Every line with the string "colors" should be copied from the data.

Records from a dataset:
----

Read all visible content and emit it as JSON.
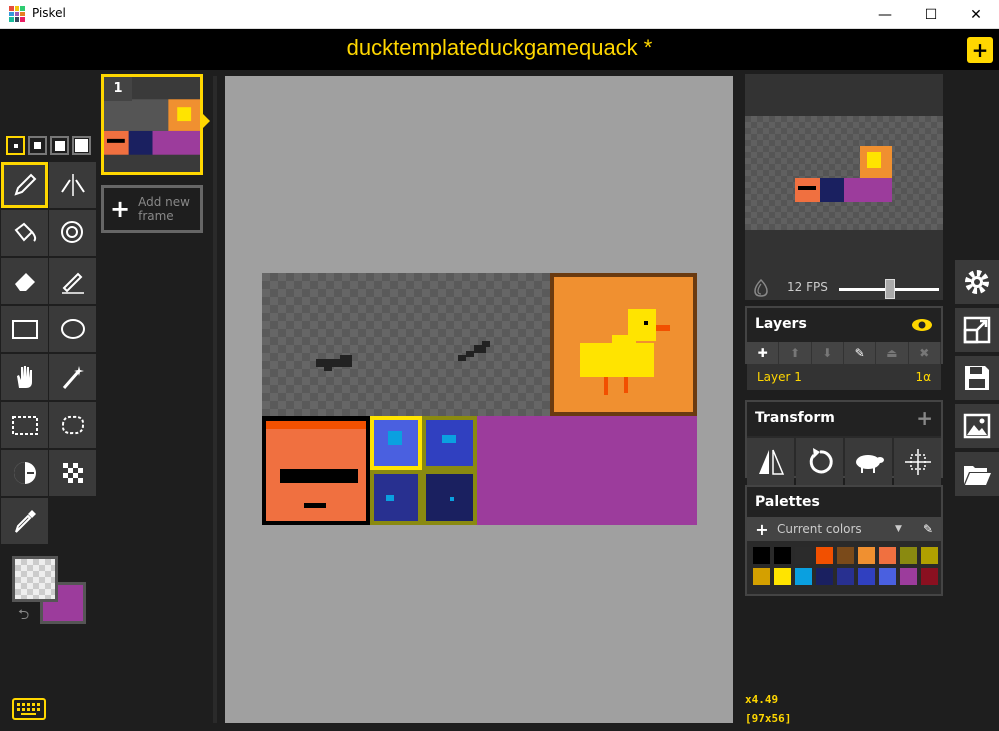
{
  "window": {
    "app_name": "Piskel",
    "minimize": "—",
    "maximize": "☐",
    "close": "✕"
  },
  "header": {
    "title": "ducktemplateduckgamequack *",
    "action_label": "+"
  },
  "frames": {
    "items": [
      {
        "number": "1"
      }
    ],
    "add_label_line1": "Add new",
    "add_label_line2": "frame"
  },
  "preview": {
    "fps_label": "12 FPS",
    "fps_value": 12
  },
  "layers": {
    "title": "Layers",
    "items": [
      {
        "name": "Layer 1",
        "opacity": "1α"
      }
    ]
  },
  "transform": {
    "title": "Transform",
    "add": "+"
  },
  "palettes": {
    "title": "Palettes",
    "add": "+",
    "selected": "Current colors",
    "caret": "▼",
    "colors": [
      "#000000",
      "#000000",
      "#2b2b2b",
      "#f25000",
      "#7a4a1a",
      "#f09030",
      "#f07040",
      "#8a8a10",
      "#b0a000",
      "#d4a000",
      "#ffe400",
      "#0aa0e0",
      "#1a2060",
      "#283090",
      "#3040c0",
      "#4a60e0",
      "#9c3c9c",
      "#8a1020"
    ]
  },
  "status": {
    "zoom": "x4.49",
    "size": "[97x56]"
  },
  "colors": {
    "accent": "#ffd700",
    "secondary_color": "#9c3c9c",
    "canvas_bg": "#a0a0a0"
  }
}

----

Exercise output:
    "selected": "Current colors",
    "colors": [
  "colors": {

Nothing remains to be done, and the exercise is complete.